Friday, December 08, 2006

The trial bar searching for new targets.

Two articles in today's Wall Street Journal provide an interesting lesson in the way the trial lawyers treat medical device issues.

The first article,"Panel Supports Drug-Coated Stents " describing the conclusions of an FDA advisory panel on drug-eluding stents (small metal tubes which prop open clogged arteries) which have the potential for keeping arteries open longer then the traditional bare metal stents. An issue at those hearings is whether the drug-coated stents are tied to a small but significant danger of potentially deadly blood clots.
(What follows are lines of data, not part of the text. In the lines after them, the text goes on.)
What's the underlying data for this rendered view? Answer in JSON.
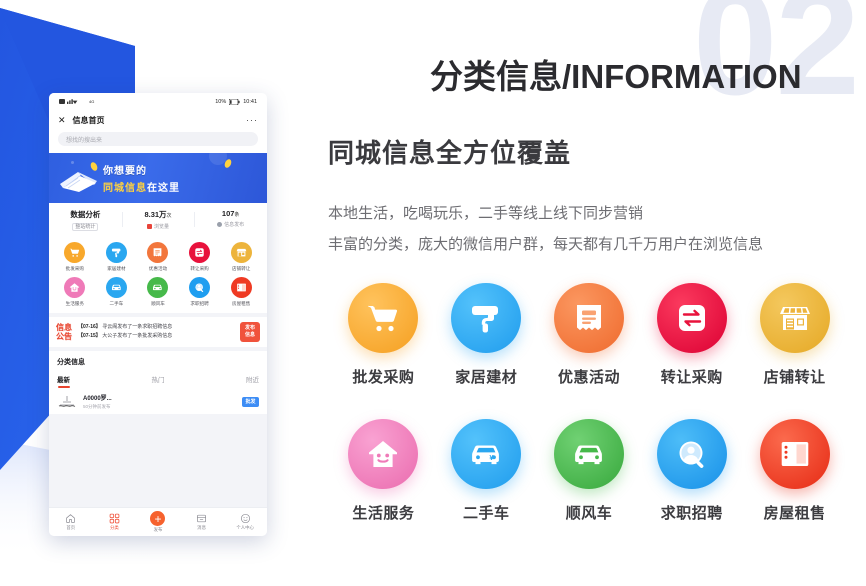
{
  "decor": {
    "number": "02",
    "accent": "#2a60e4"
  },
  "header": {
    "title": "分类信息/INFORMATION",
    "subtitle": "同城信息全方位覆盖",
    "desc_line1": "本地生活，吃喝玩乐，二手等线上线下同步营销",
    "desc_line2": "丰富的分类，庞大的微信用户群，每天都有几千万用户在浏览信息"
  },
  "categories": [
    {
      "label": "批发采购",
      "icon": "shopping-cart-icon",
      "color": "#f8a82c"
    },
    {
      "label": "家居建材",
      "icon": "paint-roller-icon",
      "color": "#2aa7f0"
    },
    {
      "label": "优惠活动",
      "icon": "receipt-icon",
      "color": "#f2763c"
    },
    {
      "label": "转让采购",
      "icon": "exchange-arrows-icon",
      "color": "#e8123c"
    },
    {
      "label": "店铺转让",
      "icon": "storefront-icon",
      "color": "#edb43c"
    },
    {
      "label": "生活服务",
      "icon": "smiling-house-icon",
      "color": "#ef7ab8"
    },
    {
      "label": "二手车",
      "icon": "car-yuan-icon",
      "color": "#2aa7f0"
    },
    {
      "label": "顺风车",
      "icon": "car-icon",
      "color": "#46b94a"
    },
    {
      "label": "求职招聘",
      "icon": "person-search-icon",
      "color": "#1f9ef0"
    },
    {
      "label": "房屋租售",
      "icon": "building-icon",
      "color": "#ef3a23"
    }
  ],
  "phone": {
    "status": {
      "battery": "10%",
      "time": "10:41",
      "signal": "4G"
    },
    "nav": {
      "close": "✕",
      "title": "信息首页",
      "more": "···"
    },
    "search": {
      "placeholder": "想找的搜出来"
    },
    "banner": {
      "line1": "你想要的",
      "line2_highlight": "同城信息",
      "line2_rest": "在这里"
    },
    "stats": {
      "title": "数据分析",
      "title_tag": "整站统计",
      "items": [
        {
          "value": "8.31万",
          "unit": "次",
          "label": "浏览量"
        },
        {
          "value": "107",
          "unit": "条",
          "label": "信息发布"
        }
      ]
    },
    "notice": {
      "badge_line1": "信息",
      "badge_line2": "公告",
      "rows": [
        {
          "date": "【07-16】",
          "text": "寻云阁发布了一条求职招聘信息"
        },
        {
          "date": "【07-15】",
          "text": "大公子发布了一条批发采购信息"
        }
      ],
      "publish_line1": "发布",
      "publish_line2": "信息"
    },
    "section": {
      "title": "分类信息",
      "tabs": [
        "最新",
        "热门",
        "附近"
      ]
    },
    "list_item": {
      "title": "A0000罗...",
      "sub": "50分钟前发布",
      "chip": "批发"
    },
    "tabbar": [
      {
        "label": "首页",
        "icon": "home-icon",
        "active": false
      },
      {
        "label": "分类",
        "icon": "grid-icon",
        "active": true
      },
      {
        "label": "发布",
        "icon": "plus-icon",
        "active": false
      },
      {
        "label": "消息",
        "icon": "message-icon",
        "active": false
      },
      {
        "label": "个人中心",
        "icon": "user-icon",
        "active": false
      }
    ]
  }
}
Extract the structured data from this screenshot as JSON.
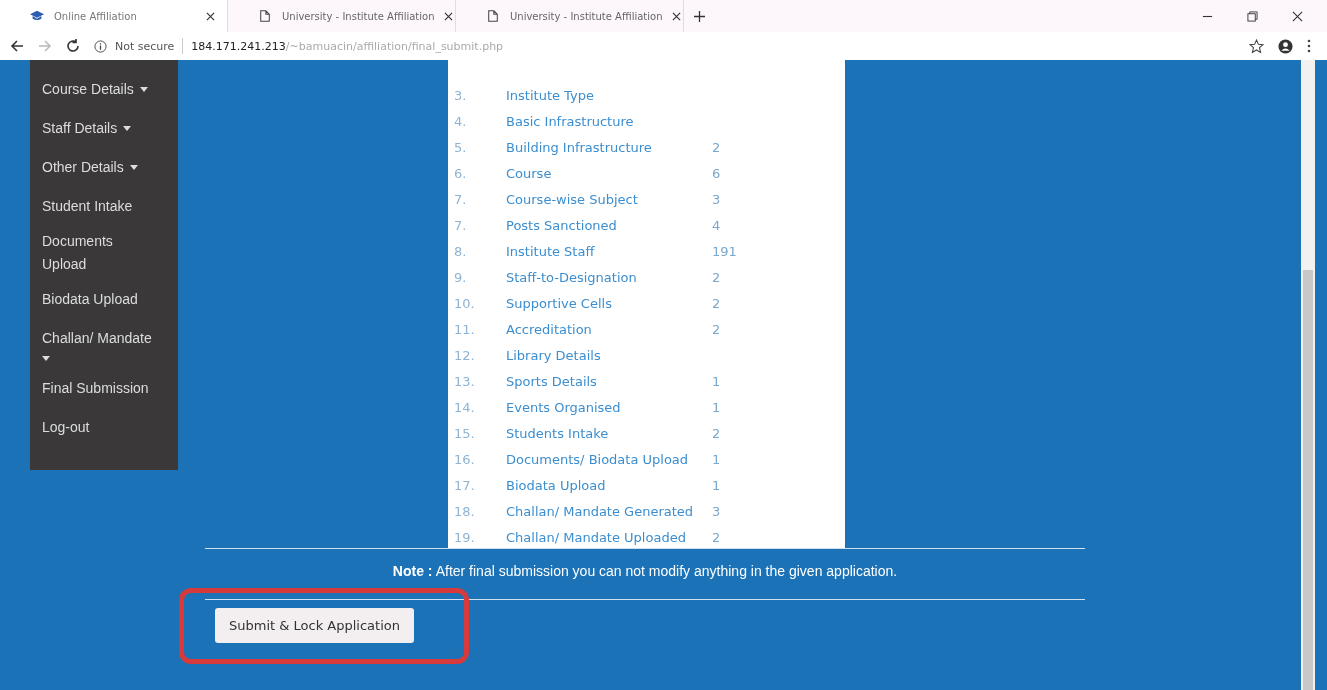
{
  "browser": {
    "tabs": [
      {
        "title": "Online Affiliation",
        "kind": "cap",
        "selected": true
      },
      {
        "title": "University - Institute Affiliation",
        "kind": "page",
        "selected": false
      },
      {
        "title": "University - Institute Affiliation",
        "kind": "page",
        "selected": false
      }
    ],
    "security": "Not secure",
    "url_host": "184.171.241.213",
    "url_path": "/~bamuacin/affiliation/final_submit.php"
  },
  "sidebar": {
    "items": [
      {
        "label": "Course Details",
        "dropdown": true
      },
      {
        "label": "Staff Details",
        "dropdown": true
      },
      {
        "label": "Other Details",
        "dropdown": true
      },
      {
        "label": "Student Intake",
        "dropdown": false
      },
      {
        "label": "Documents Upload",
        "dropdown": false
      },
      {
        "label": "Biodata Upload",
        "dropdown": false
      },
      {
        "label": "Challan/ Mandate",
        "dropdown": true
      },
      {
        "label": "Final Submission",
        "dropdown": false
      },
      {
        "label": "Log-out",
        "dropdown": false
      }
    ]
  },
  "summary": {
    "rows": [
      {
        "no": "3.",
        "name": "Institute Type"
      },
      {
        "no": "4.",
        "name": "Basic Infrastructure"
      },
      {
        "no": "5.",
        "name": "Building Infrastructure",
        "count": "2"
      },
      {
        "no": "6.",
        "name": "Course",
        "count": "6"
      },
      {
        "no": "7.",
        "name": "Course-wise Subject",
        "count": "3"
      },
      {
        "no": "7.",
        "name": "Posts Sanctioned",
        "count": "4"
      },
      {
        "no": "8.",
        "name": "Institute Staff",
        "count": "191"
      },
      {
        "no": "9.",
        "name": "Staff-to-Designation",
        "count": "2"
      },
      {
        "no": "10.",
        "name": "Supportive Cells",
        "count": "2"
      },
      {
        "no": "11.",
        "name": "Accreditation",
        "count": "2"
      },
      {
        "no": "12.",
        "name": "Library Details"
      },
      {
        "no": "13.",
        "name": "Sports Details",
        "count": "1"
      },
      {
        "no": "14.",
        "name": "Events Organised",
        "count": "1"
      },
      {
        "no": "15.",
        "name": "Students Intake",
        "count": "2"
      },
      {
        "no": "16.",
        "name": "Documents/ Biodata Upload",
        "count": "1"
      },
      {
        "no": "17.",
        "name": "Biodata Upload",
        "count": "1"
      },
      {
        "no": "18.",
        "name": "Challan/ Mandate Generated",
        "count": "3"
      },
      {
        "no": "19.",
        "name": "Challan/ Mandate Uploaded",
        "count": "2"
      }
    ]
  },
  "note": "**Note :** After final submission you can not modify anything in the given application.",
  "submit_button": "Submit & Lock Application"
}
This is still being sorted out, but most feel these types of stents have saved a significant number of lives and it is likely there will be more refined indications on who benefits more or less from using these.

Adjacent to this is an article titled "Stents are Galvanizing the Plaintiff's' Bar"
Some patients and lawyers aren't waiting (for studies)to file lawsuits, claiming manufacturers of the devices failed to warn them of the possible clotting risks, and of a severe itching problem caused by a hypersensitive reaction they allege can develop after stent implantation

The case comes amid a surge of lawsuits against pharmaceutical and medical device companies. The shift has taken place as massive lawsuits against tobacco and asbestos companies have dried up....

So as the perpetual feeding trough of the asbestos issue is disappearing, you can see each & every drug and device being eyed as the next cash cow for extorting settlements from industry. If the silicone breast implant debacle of the early 1990's taught us nothing, it's that science should not be established by lawyers in a court but by researchers in clinical trials. Does the plaintiff bar actually care about the truth in these cases as they're furious registering sites like to recruit clients?


Anonymous said...

I know this is your site and you're entitled to your opinion! And I mine (via the comments). I would suggest some balance.

Your words about cash-mongering lawyers suggests that all those who sue are not suffering. Some companies do good things, some do bad. Some people do good, some people do bad. Our justice system isn't perfect, but your comments suggest you believe we don't need one.

Dr. Rob Oliver said...

The point being highlighted here was the irony of the adjacent placement of these two articles. America's class-action lawsuit system and it's often perverse incentives are hard to defend. These cases aren't about altruism or truth, but rather they are serving as a readily used vehical for wealth distrubution by the trial bar.